• Prompt: Once you find a line containing the word "kind" in the entries below, copy it.

=== Begin Enclosure ===

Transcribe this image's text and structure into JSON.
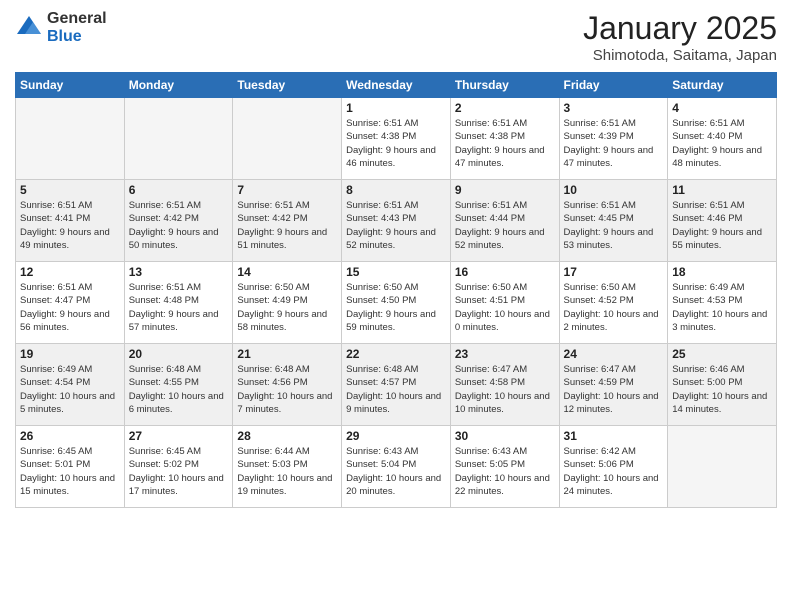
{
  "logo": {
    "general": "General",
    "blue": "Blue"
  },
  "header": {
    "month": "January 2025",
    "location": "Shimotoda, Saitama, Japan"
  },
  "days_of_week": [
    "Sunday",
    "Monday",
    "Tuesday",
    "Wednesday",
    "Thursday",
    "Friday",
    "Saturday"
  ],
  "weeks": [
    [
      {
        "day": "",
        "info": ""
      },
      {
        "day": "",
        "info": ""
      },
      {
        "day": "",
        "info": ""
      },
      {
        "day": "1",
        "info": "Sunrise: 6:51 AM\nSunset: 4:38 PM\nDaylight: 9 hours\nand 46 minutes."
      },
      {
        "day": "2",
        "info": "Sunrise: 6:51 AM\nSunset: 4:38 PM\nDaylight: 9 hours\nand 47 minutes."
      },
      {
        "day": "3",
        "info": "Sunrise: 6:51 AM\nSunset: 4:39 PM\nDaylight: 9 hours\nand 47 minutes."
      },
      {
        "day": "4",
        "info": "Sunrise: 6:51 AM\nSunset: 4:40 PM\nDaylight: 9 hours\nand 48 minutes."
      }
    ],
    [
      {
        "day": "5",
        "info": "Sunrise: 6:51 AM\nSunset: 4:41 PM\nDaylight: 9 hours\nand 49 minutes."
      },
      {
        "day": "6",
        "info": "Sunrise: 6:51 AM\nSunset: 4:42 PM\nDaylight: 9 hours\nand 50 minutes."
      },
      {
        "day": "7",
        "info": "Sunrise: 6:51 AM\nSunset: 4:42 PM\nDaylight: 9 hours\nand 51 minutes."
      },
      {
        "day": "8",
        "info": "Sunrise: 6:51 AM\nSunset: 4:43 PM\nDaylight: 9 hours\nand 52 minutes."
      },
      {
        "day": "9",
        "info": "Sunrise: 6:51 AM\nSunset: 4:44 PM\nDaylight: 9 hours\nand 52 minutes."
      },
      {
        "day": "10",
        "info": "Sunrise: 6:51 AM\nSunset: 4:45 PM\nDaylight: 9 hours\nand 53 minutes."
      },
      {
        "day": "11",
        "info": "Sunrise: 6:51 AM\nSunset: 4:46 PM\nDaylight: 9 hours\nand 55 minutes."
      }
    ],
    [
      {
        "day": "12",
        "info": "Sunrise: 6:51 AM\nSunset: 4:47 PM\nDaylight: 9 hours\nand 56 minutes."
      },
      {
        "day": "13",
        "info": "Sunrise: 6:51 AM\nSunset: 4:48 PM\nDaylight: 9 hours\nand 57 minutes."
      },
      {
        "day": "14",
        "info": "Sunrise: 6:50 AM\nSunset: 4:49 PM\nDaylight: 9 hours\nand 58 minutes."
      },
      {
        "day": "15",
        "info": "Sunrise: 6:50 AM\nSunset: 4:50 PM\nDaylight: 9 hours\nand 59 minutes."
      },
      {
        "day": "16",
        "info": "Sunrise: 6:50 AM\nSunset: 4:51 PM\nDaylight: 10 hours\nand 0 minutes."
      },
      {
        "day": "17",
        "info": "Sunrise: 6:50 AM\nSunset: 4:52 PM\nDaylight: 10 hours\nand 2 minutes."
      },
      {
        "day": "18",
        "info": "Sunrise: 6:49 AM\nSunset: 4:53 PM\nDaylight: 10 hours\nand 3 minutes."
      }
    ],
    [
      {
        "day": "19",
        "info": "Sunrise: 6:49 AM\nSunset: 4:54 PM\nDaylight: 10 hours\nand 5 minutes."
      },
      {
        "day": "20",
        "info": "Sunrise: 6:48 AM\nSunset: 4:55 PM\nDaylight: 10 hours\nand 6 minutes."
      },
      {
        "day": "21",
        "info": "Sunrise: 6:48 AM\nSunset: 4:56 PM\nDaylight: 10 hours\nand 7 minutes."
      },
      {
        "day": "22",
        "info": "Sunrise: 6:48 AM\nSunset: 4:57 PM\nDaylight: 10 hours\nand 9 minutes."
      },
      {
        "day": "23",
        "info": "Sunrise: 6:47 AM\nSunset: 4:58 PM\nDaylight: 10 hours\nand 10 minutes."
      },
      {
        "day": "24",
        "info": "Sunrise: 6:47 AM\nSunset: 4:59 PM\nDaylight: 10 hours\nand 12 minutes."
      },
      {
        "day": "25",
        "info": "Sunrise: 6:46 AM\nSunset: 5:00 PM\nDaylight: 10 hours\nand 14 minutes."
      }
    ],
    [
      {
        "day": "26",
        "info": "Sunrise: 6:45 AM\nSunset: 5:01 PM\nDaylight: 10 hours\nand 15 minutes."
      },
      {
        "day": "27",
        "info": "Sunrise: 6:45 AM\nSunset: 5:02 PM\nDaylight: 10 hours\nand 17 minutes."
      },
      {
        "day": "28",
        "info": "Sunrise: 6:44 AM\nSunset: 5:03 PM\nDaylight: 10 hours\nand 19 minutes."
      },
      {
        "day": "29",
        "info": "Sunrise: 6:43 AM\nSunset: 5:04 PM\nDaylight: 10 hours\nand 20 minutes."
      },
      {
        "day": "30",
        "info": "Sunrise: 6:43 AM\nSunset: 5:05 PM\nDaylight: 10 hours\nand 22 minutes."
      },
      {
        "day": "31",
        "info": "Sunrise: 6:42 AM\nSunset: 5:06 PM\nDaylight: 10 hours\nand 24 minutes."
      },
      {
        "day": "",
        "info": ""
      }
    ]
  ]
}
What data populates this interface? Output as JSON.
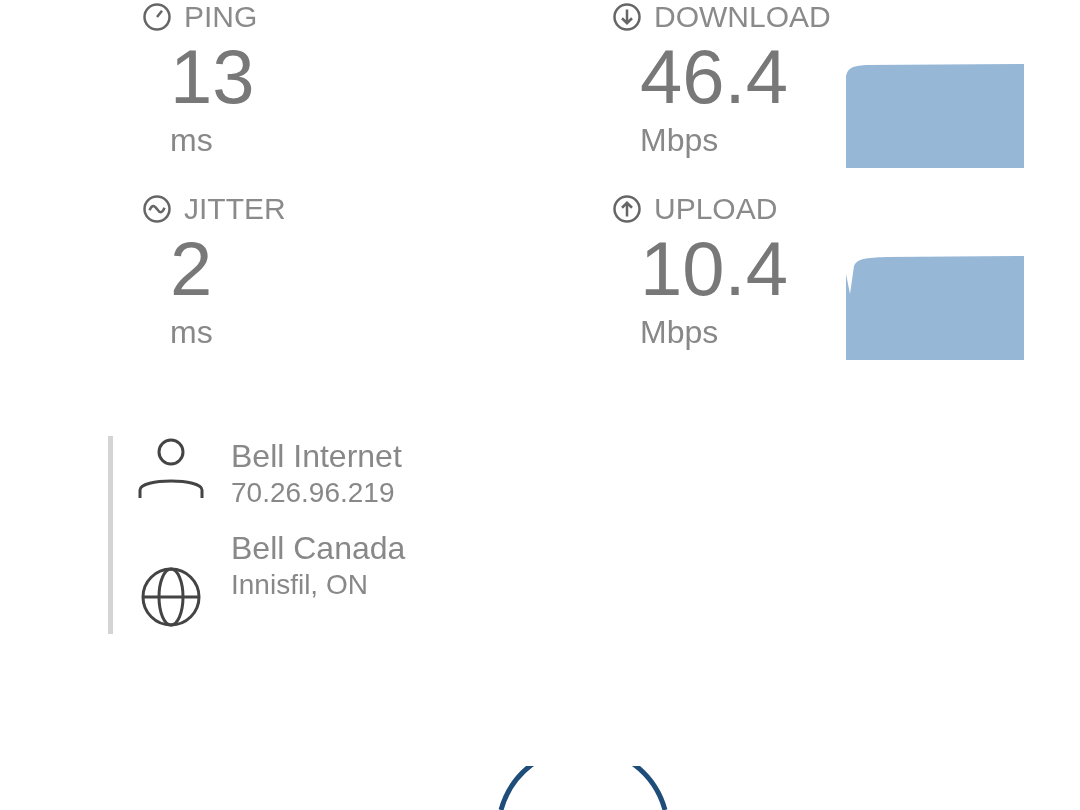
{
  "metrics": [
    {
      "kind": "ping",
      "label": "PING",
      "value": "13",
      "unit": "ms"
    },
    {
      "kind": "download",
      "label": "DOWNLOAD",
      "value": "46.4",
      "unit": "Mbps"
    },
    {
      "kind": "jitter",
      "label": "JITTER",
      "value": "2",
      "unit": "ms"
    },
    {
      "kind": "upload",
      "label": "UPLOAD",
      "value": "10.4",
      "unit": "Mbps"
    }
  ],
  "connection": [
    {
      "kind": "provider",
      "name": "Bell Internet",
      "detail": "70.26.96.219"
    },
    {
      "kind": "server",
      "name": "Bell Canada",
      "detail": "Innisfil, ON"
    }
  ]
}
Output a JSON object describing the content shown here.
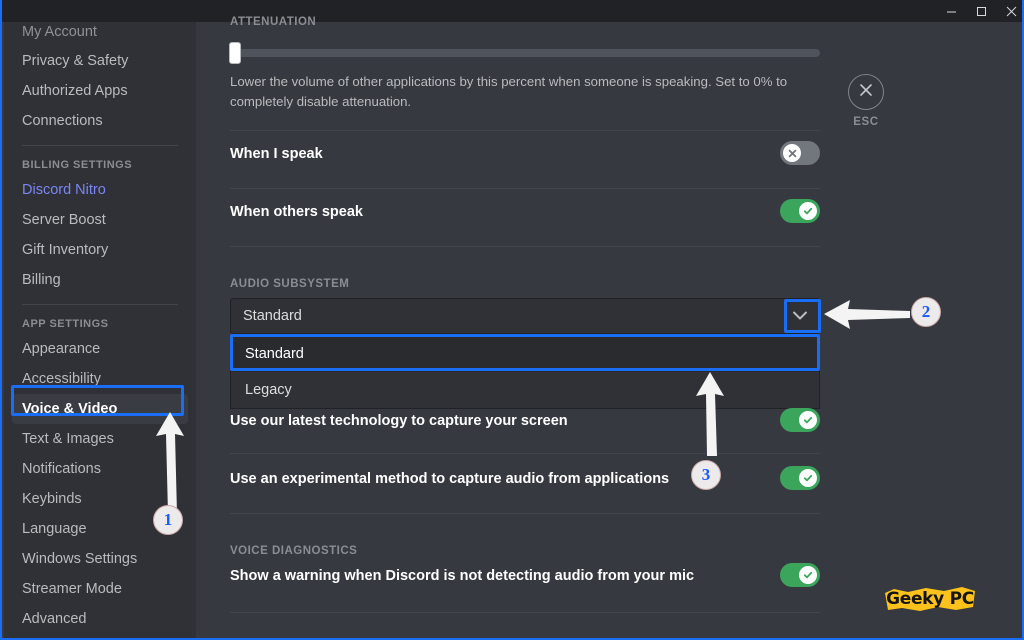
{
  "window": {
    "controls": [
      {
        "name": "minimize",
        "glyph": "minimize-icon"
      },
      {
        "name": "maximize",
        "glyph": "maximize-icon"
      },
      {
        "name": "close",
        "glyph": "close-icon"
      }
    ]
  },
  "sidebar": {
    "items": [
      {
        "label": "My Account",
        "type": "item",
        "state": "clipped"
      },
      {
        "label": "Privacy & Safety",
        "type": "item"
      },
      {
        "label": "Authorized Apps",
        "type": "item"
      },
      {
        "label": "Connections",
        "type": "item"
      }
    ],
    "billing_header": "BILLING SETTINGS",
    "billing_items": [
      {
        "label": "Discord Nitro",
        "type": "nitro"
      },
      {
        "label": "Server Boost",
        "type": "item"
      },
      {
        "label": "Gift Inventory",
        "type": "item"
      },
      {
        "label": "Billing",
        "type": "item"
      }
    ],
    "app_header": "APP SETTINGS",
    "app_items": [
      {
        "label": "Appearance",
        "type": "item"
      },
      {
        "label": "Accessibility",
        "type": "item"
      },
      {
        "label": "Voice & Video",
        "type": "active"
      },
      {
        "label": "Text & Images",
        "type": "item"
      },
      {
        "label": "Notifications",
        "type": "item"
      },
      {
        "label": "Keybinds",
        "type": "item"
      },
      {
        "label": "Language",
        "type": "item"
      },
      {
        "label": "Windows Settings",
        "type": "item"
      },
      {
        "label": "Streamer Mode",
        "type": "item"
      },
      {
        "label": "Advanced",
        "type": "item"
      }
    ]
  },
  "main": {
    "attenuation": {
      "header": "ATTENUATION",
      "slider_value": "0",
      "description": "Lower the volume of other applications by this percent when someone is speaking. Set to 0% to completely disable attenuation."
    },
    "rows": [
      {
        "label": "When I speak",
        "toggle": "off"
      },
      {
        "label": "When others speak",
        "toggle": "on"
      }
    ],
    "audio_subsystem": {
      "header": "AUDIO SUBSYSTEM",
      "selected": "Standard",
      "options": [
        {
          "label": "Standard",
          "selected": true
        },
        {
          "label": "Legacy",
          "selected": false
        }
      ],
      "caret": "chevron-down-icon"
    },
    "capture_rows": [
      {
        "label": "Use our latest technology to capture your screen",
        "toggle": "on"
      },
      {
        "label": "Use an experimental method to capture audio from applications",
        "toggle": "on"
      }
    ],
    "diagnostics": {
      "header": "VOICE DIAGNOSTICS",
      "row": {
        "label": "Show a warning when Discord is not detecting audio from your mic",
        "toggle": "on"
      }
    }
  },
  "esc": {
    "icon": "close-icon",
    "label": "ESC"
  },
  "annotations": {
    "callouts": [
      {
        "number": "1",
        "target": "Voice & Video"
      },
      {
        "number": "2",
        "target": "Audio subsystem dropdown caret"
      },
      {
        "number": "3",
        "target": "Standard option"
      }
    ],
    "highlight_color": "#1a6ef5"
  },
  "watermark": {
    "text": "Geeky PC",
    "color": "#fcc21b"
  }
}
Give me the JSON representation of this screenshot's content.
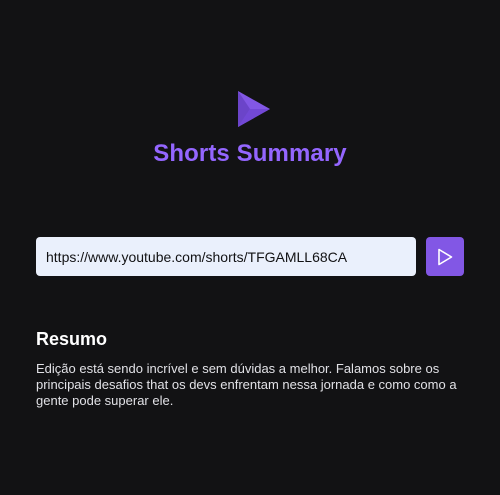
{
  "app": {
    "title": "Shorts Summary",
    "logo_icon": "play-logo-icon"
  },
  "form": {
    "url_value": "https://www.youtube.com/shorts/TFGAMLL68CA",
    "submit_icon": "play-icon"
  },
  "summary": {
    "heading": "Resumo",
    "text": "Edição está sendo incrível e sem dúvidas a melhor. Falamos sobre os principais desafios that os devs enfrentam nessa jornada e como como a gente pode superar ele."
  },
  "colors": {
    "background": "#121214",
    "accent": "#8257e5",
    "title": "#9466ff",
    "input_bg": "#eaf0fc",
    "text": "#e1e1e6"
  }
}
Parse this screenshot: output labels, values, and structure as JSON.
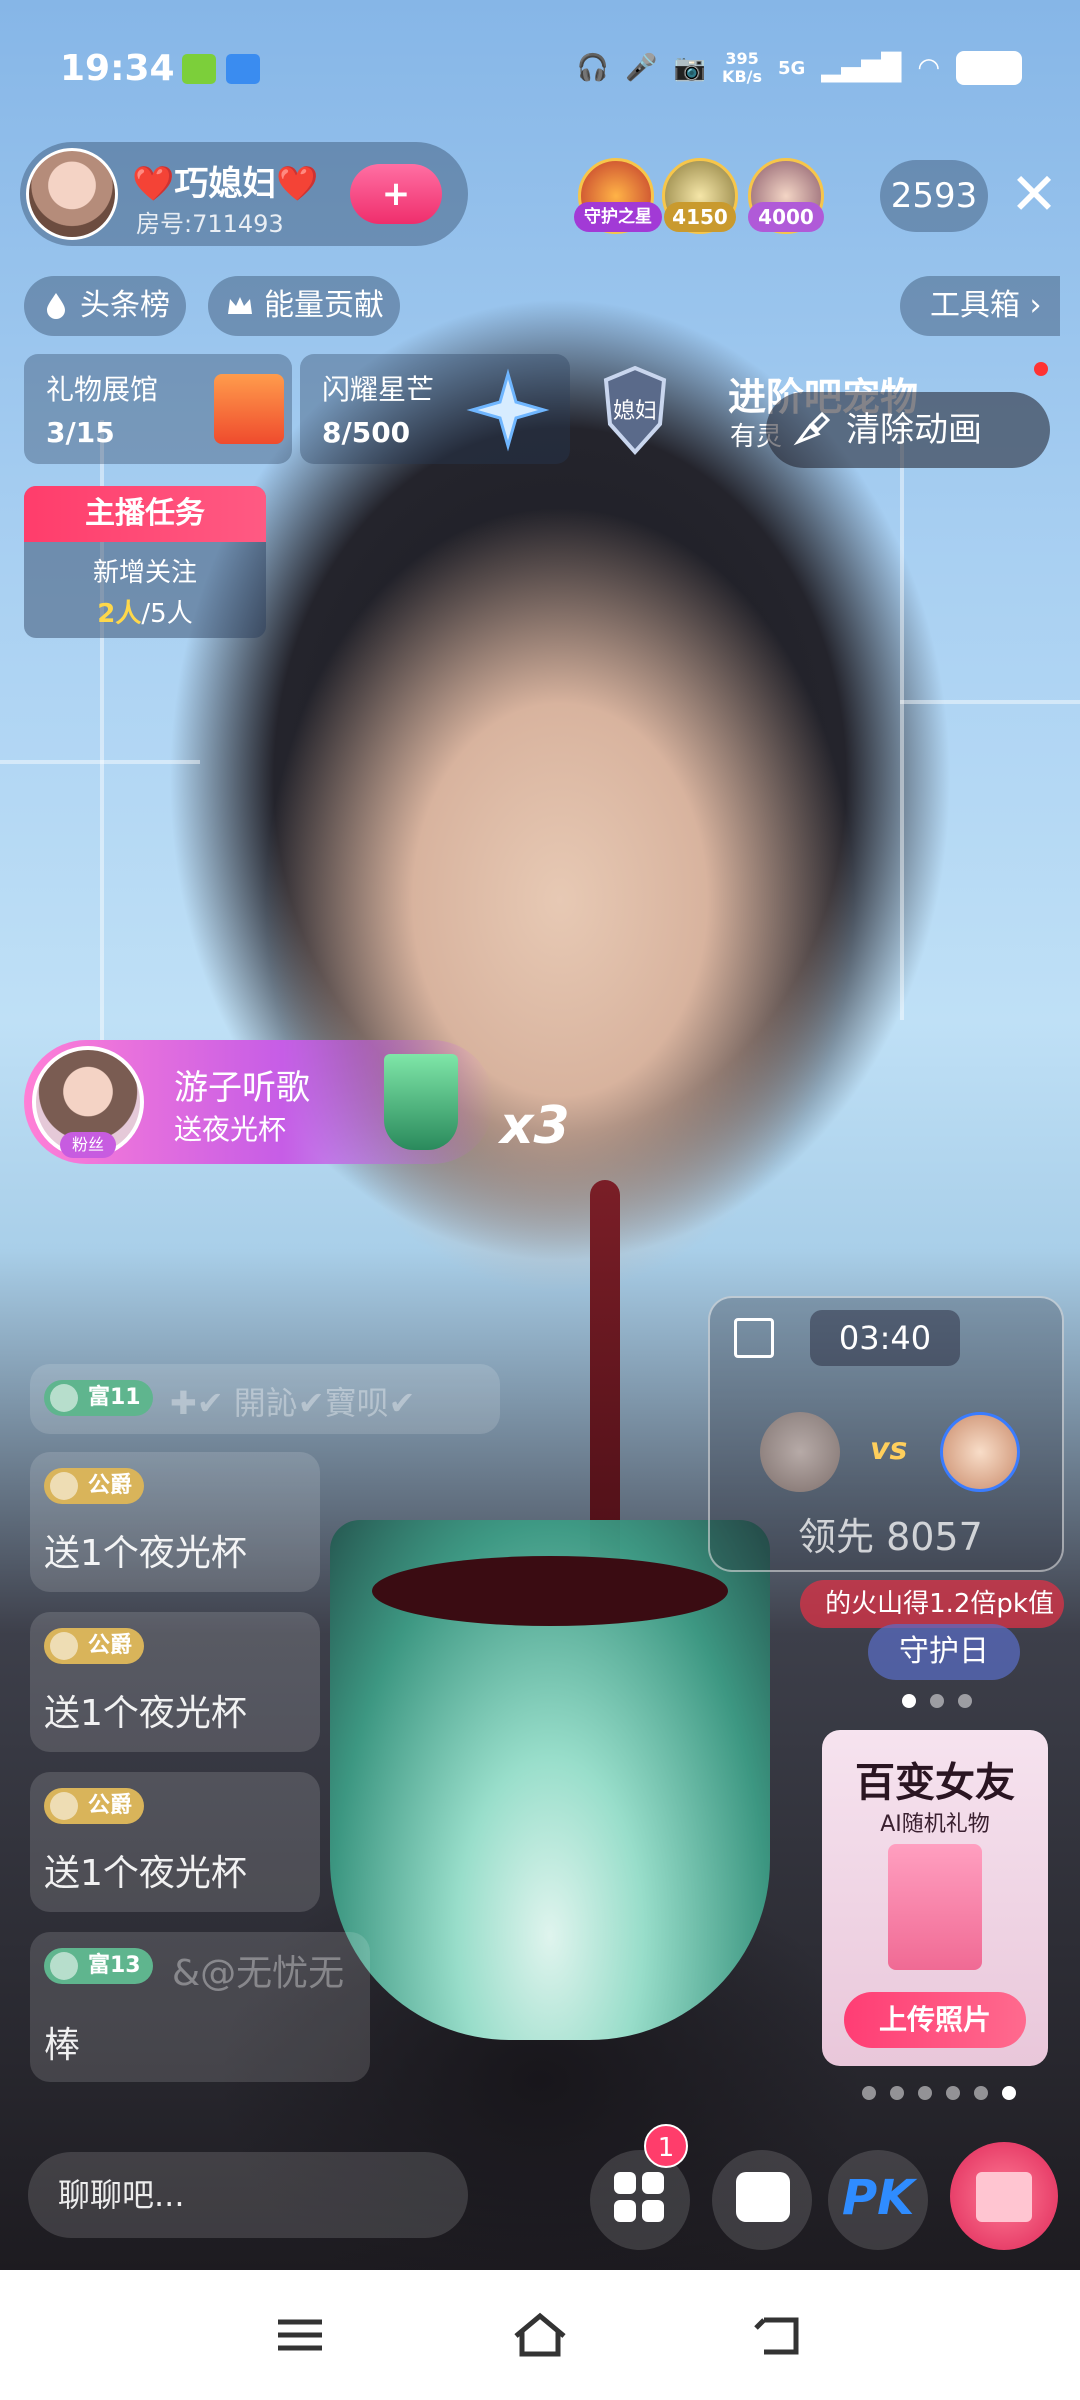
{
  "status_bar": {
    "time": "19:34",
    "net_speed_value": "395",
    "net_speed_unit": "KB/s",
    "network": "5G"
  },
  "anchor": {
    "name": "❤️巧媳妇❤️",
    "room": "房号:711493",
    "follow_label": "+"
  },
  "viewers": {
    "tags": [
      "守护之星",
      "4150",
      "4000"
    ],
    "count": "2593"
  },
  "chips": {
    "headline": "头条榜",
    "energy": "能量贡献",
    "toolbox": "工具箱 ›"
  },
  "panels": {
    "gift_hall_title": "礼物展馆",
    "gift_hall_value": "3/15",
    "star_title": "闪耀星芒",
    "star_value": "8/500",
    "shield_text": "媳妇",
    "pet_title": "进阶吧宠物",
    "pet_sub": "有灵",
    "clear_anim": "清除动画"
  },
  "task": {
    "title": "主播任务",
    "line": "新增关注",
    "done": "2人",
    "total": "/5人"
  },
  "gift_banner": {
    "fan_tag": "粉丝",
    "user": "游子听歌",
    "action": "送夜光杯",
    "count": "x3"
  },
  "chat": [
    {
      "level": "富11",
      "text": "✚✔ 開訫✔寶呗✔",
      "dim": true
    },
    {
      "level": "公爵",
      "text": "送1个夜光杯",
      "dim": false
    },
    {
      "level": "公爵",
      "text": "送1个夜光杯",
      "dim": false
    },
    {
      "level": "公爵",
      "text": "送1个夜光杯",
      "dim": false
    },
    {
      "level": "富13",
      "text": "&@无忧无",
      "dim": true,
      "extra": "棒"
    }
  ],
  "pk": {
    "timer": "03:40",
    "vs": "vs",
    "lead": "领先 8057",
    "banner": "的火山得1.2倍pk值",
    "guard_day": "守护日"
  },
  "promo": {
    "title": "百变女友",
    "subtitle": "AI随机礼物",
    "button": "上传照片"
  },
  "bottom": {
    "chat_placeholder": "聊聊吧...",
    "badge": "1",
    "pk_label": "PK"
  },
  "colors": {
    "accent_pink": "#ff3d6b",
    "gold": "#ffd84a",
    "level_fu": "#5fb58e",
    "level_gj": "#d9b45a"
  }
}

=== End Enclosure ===

• Answer below:
      "kind": "ping",
      "kind": "download",
      "kind": "jitter",
      "kind": "upload",
      "kind": "provider",
      "kind": "server",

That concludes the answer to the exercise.